━━━━━ RECORDS FOR THIS EXERCISE
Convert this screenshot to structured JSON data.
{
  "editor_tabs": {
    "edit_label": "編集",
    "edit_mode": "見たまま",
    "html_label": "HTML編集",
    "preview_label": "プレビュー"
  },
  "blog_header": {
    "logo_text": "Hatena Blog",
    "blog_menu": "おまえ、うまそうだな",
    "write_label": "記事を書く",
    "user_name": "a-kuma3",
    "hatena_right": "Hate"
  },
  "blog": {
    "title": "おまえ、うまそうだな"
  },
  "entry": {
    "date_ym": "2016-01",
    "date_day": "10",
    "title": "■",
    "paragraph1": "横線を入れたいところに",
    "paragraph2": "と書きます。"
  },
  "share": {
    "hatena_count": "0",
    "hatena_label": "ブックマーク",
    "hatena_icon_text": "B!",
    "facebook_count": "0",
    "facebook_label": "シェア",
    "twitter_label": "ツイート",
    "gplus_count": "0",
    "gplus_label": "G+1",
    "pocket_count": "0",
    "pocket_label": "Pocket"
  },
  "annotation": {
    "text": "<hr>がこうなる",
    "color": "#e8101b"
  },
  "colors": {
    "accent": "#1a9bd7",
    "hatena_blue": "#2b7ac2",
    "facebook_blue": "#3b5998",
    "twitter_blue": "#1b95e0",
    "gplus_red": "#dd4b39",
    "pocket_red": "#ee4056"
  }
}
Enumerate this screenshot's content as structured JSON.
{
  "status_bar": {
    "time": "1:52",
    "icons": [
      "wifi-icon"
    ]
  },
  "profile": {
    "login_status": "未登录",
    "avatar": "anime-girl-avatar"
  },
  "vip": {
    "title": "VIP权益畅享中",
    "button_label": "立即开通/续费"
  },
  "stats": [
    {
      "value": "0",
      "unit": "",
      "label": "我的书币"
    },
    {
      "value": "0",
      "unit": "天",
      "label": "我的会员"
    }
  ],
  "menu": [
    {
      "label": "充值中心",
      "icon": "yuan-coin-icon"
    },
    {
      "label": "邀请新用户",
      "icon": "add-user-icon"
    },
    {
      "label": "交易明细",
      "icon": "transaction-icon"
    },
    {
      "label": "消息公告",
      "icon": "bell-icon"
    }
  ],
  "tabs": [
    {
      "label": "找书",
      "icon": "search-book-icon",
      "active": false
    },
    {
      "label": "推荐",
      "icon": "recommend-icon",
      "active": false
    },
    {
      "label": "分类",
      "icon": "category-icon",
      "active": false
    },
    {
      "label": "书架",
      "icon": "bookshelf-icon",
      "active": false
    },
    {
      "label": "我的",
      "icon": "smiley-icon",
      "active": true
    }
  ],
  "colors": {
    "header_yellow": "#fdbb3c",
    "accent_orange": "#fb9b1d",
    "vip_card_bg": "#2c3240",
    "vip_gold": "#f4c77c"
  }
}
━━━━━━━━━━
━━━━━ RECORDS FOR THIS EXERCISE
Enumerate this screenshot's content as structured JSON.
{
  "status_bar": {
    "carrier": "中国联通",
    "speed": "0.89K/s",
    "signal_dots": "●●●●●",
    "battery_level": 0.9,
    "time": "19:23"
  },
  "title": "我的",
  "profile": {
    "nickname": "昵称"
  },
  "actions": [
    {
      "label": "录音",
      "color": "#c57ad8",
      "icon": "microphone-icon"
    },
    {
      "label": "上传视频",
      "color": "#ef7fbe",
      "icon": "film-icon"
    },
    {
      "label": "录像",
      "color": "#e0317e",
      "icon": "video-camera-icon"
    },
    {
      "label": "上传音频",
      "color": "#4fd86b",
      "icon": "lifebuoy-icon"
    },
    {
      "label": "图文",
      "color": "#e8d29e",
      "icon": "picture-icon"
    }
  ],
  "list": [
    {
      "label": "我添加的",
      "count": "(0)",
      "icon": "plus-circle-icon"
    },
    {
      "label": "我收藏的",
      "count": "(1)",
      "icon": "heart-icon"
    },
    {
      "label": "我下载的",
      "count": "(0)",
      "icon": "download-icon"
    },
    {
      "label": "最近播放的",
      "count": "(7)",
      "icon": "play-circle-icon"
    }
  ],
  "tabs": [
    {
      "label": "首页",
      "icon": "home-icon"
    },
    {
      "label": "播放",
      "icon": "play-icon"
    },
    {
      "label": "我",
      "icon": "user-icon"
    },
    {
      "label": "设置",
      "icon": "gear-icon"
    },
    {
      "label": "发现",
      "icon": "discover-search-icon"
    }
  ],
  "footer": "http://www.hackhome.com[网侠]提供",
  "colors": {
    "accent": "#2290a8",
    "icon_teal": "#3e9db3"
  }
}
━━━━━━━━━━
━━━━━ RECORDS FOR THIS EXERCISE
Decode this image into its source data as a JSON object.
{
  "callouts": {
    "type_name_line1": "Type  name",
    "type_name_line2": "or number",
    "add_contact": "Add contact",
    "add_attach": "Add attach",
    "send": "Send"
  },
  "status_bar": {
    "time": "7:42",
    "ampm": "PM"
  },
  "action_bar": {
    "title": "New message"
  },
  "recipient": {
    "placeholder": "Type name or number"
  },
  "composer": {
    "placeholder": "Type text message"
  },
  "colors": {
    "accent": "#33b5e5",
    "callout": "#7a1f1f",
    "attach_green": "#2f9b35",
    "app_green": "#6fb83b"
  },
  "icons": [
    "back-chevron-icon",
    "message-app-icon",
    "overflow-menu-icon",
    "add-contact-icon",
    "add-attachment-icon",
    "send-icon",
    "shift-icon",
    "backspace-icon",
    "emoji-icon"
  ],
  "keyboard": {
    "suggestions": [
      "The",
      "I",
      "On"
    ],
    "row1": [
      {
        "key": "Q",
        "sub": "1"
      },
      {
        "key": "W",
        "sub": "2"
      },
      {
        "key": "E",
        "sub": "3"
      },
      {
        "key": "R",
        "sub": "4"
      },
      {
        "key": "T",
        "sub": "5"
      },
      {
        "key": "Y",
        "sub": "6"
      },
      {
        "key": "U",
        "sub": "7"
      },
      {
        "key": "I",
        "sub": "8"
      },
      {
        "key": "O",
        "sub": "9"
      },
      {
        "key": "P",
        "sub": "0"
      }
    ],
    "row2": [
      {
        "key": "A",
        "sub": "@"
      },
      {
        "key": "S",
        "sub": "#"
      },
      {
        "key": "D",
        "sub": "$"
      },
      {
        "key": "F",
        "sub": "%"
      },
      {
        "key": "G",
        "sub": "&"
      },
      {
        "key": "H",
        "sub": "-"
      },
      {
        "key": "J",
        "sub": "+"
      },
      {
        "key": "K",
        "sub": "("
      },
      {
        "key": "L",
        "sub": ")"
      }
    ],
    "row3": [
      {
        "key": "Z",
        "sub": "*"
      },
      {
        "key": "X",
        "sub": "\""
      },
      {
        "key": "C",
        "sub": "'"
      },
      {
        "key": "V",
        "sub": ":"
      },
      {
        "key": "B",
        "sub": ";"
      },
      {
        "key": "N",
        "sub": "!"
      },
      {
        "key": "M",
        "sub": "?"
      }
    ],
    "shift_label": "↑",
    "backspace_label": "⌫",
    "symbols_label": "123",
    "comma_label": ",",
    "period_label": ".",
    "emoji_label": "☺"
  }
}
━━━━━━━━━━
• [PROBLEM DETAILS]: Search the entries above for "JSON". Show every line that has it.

• [WRITTEN ANSWER]:
Convert this screenshot to structured JSON data.
Enumerate this screenshot's content as structured JSON.
Enumerate this screenshot's content as structured JSON.
Decode this image into its source data as a JSON object.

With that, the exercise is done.